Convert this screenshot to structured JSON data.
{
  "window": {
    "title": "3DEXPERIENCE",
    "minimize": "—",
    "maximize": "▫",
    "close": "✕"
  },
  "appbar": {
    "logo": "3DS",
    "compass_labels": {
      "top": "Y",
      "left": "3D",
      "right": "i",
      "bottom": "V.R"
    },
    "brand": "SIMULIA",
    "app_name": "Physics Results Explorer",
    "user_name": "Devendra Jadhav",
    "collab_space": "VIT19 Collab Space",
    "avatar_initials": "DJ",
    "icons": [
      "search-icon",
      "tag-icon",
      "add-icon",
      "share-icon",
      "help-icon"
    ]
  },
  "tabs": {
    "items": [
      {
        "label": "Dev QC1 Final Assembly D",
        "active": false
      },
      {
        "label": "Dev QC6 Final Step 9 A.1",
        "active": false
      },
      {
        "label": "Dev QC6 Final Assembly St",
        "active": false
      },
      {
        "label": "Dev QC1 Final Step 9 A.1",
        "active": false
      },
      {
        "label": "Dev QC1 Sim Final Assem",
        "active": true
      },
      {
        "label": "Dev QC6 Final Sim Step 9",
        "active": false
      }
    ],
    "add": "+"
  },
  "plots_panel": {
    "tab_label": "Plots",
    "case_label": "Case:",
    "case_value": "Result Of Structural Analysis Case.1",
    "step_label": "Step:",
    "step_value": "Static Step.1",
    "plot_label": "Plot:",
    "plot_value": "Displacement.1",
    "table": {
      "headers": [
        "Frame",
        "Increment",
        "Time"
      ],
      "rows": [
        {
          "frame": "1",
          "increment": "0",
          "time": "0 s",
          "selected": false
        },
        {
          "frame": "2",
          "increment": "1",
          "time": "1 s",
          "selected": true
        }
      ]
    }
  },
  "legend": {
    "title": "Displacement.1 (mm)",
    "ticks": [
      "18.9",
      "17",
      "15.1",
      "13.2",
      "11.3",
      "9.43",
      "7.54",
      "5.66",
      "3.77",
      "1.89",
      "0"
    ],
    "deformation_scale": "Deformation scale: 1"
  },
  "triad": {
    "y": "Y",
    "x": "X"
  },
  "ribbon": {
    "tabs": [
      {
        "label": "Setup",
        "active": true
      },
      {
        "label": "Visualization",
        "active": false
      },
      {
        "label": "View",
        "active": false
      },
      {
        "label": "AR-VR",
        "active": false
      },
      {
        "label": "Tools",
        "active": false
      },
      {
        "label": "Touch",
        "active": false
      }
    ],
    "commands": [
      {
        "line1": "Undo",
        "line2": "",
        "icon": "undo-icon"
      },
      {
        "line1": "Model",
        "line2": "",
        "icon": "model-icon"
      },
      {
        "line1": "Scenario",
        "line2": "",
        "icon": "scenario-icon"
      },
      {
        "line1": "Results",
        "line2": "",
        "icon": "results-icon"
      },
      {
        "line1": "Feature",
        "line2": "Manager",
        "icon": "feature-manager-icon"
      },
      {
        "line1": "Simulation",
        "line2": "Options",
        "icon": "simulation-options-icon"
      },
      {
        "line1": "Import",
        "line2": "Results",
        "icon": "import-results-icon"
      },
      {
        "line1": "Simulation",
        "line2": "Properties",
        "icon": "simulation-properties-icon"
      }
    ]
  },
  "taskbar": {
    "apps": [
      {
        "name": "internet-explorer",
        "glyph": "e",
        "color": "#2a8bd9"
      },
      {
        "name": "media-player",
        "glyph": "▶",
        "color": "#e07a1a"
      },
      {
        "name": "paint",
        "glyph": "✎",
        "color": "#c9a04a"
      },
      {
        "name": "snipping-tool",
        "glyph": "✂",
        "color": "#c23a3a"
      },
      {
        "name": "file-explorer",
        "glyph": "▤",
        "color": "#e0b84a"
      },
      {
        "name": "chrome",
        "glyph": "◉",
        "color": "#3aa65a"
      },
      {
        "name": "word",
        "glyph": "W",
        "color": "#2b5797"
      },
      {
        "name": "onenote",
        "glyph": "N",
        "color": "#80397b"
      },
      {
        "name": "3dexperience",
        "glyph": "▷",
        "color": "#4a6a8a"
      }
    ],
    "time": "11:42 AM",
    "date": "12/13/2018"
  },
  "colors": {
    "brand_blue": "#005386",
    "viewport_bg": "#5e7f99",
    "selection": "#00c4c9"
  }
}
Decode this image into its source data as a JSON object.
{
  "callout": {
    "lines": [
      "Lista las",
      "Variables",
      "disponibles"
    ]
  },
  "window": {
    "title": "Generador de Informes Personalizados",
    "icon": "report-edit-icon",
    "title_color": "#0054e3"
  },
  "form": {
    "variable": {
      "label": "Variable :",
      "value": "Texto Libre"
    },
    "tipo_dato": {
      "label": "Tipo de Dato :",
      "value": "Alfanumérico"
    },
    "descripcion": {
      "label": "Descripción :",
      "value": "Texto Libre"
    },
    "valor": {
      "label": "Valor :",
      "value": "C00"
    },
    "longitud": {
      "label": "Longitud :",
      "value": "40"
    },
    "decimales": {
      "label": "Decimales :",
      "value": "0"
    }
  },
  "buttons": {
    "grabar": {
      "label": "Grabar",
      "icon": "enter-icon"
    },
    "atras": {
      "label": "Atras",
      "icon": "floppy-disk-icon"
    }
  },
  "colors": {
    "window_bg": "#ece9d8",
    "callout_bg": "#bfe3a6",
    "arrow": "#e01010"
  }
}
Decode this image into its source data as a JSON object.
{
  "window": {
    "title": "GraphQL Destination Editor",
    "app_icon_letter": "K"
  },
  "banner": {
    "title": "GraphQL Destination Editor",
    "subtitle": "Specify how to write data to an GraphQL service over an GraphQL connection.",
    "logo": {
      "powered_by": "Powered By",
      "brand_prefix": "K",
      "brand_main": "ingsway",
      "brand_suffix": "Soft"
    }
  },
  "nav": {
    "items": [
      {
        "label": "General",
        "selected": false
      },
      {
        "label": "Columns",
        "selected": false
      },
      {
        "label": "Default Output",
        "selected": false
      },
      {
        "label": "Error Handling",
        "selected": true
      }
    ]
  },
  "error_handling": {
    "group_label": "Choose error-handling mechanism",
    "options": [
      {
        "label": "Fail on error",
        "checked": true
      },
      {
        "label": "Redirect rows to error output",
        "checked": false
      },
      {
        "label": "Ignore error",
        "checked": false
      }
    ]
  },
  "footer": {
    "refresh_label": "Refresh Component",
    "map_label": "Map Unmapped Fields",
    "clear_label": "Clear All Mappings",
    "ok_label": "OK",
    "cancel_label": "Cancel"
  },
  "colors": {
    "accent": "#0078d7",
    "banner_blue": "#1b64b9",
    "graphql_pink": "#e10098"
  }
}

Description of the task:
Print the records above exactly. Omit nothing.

Exercise solution:
Convert this screenshot to structured JSON data.
{
  "window": {
    "title": "3DEXPERIENCE",
    "minimize": "—",
    "maximize": "▫",
    "close": "✕"
  },
  "appbar": {
    "logo": "3DS",
    "compass_labels": {
      "top": "Y",
      "left": "3D",
      "right": "i",
      "bottom": "V.R"
    },
    "brand": "SIMULIA",
    "app_name": "Physics Results Explorer",
    "user_name": "Devendra Jadhav",
    "collab_space": "VIT19 Collab Space",
    "avatar_initials": "DJ",
    "icons": [
      "search-icon",
      "tag-icon",
      "add-icon",
      "share-icon",
      "help-icon"
    ]
  },
  "tabs": {
    "items": [
      {
        "label": "Dev QC1 Final Assembly D",
        "active": false
      },
      {
        "label": "Dev QC6 Final Step 9 A.1",
        "active": false
      },
      {
        "label": "Dev QC6 Final Assembly St",
        "active": false
      },
      {
        "label": "Dev QC1 Final Step 9 A.1",
        "active": false
      },
      {
        "label": "Dev QC1 Sim Final Assem",
        "active": true
      },
      {
        "label": "Dev QC6 Final Sim Step 9",
        "active": false
      }
    ],
    "add": "+"
  },
  "plots_panel": {
    "tab_label": "Plots",
    "case_label": "Case:",
    "case_value": "Result Of Structural Analysis Case.1",
    "step_label": "Step:",
    "step_value": "Static Step.1",
    "plot_label": "Plot:",
    "plot_value": "Displacement.1",
    "table": {
      "headers": [
        "Frame",
        "Increment",
        "Time"
      ],
      "rows": [
        {
          "frame": "1",
          "increment": "0",
          "time": "0 s",
          "selected": false
        },
        {
          "frame": "2",
          "increment": "1",
          "time": "1 s",
          "selected": true
        }
      ]
    }
  },
  "legend": {
    "title": "Displacement.1 (mm)",
    "ticks": [
      "18.9",
      "17",
      "15.1",
      "13.2",
      "11.3",
      "9.43",
      "7.54",
      "5.66",
      "3.77",
      "1.89",
      "0"
    ],
    "deformation_scale": "Deformation scale: 1"
  },
  "triad": {
    "y": "Y",
    "x": "X"
  },
  "ribbon": {
    "tabs": [
      {
        "label": "Setup",
        "active": true
      },
      {
        "label": "Visualization",
        "active": false
      },
      {
        "label": "View",
        "active": false
      },
      {
        "label": "AR-VR",
        "active": false
      },
      {
        "label": "Tools",
        "active": false
      },
      {
        "label": "Touch",
        "active": false
      }
    ],
    "commands": [
      {
        "line1": "Undo",
        "line2": "",
        "icon": "undo-icon"
      },
      {
        "line1": "Model",
        "line2": "",
        "icon": "model-icon"
      },
      {
        "line1": "Scenario",
        "line2": "",
        "icon": "scenario-icon"
      },
      {
        "line1": "Results",
        "line2": "",
        "icon": "results-icon"
      },
      {
        "line1": "Feature",
        "line2": "Manager",
        "icon": "feature-manager-icon"
      },
      {
        "line1": "Simulation",
        "line2": "Options",
        "icon": "simulation-options-icon"
      },
      {
        "line1": "Import",
        "line2": "Results",
        "icon": "import-results-icon"
      },
      {
        "line1": "Simulation",
        "line2": "Properties",
        "icon": "simulation-properties-icon"
      }
    ]
  },
  "taskbar": {
    "apps": [
      {
        "name": "internet-explorer",
        "glyph": "e",
        "color": "#2a8bd9"
      },
      {
        "name": "media-player",
        "glyph": "▶",
        "color": "#e07a1a"
      },
      {
        "name": "paint",
        "glyph": "✎",
        "color": "#c9a04a"
      },
      {
        "name": "snipping-tool",
        "glyph": "✂",
        "color": "#c23a3a"
      },
      {
        "name": "file-explorer",
        "glyph": "▤",
        "color": "#e0b84a"
      },
      {
        "name": "chrome",
        "glyph": "◉",
        "color": "#3aa65a"
      },
      {
        "name": "word",
        "glyph": "W",
        "color": "#2b5797"
      },
      {
        "name": "onenote",
        "glyph": "N",
        "color": "#80397b"
      },
      {
        "name": "3dexperience",
        "glyph": "▷",
        "color": "#4a6a8a"
      }
    ],
    "time": "11:42 AM",
    "date": "12/13/2018"
  },
  "colors": {
    "brand_blue": "#005386",
    "viewport_bg": "#5e7f99",
    "selection": "#00c4c9"
  }
}
Decode this image into its source data as a JSON object.
{
  "callout": {
    "lines": [
      "Lista las",
      "Variables",
      "disponibles"
    ]
  },
  "window": {
    "title": "Generador de Informes Personalizados",
    "icon": "report-edit-icon",
    "title_color": "#0054e3"
  },
  "form": {
    "variable": {
      "label": "Variable :",
      "value": "Texto Libre"
    },
    "tipo_dato": {
      "label": "Tipo de Dato :",
      "value": "Alfanumérico"
    },
    "descripcion": {
      "label": "Descripción :",
      "value": "Texto Libre"
    },
    "valor": {
      "label": "Valor :",
      "value": "C00"
    },
    "longitud": {
      "label": "Longitud :",
      "value": "40"
    },
    "decimales": {
      "label": "Decimales :",
      "value": "0"
    }
  },
  "buttons": {
    "grabar": {
      "label": "Grabar",
      "icon": "enter-icon"
    },
    "atras": {
      "label": "Atras",
      "icon": "floppy-disk-icon"
    }
  },
  "colors": {
    "window_bg": "#ece9d8",
    "callout_bg": "#bfe3a6",
    "arrow": "#e01010"
  }
}
Decode this image into its source data as a JSON object.
{
  "window": {
    "title": "GraphQL Destination Editor",
    "app_icon_letter": "K"
  },
  "banner": {
    "title": "GraphQL Destination Editor",
    "subtitle": "Specify how to write data to an GraphQL service over an GraphQL connection.",
    "logo": {
      "powered_by": "Powered By",
      "brand_prefix": "K",
      "brand_main": "ingsway",
      "brand_suffix": "Soft"
    }
  },
  "nav": {
    "items": [
      {
        "label": "General",
        "selected": false
      },
      {
        "label": "Columns",
        "selected": false
      },
      {
        "label": "Default Output",
        "selected": false
      },
      {
        "label": "Error Handling",
        "selected": true
      }
    ]
  },
  "error_handling": {
    "group_label": "Choose error-handling mechanism",
    "options": [
      {
        "label": "Fail on error",
        "checked": true
      },
      {
        "label": "Redirect rows to error output",
        "checked": false
      },
      {
        "label": "Ignore error",
        "checked": false
      }
    ]
  },
  "footer": {
    "refresh_label": "Refresh Component",
    "map_label": "Map Unmapped Fields",
    "clear_label": "Clear All Mappings",
    "ok_label": "OK",
    "cancel_label": "Cancel"
  },
  "colors": {
    "accent": "#0078d7",
    "banner_blue": "#1b64b9",
    "graphql_pink": "#e10098"
  }
}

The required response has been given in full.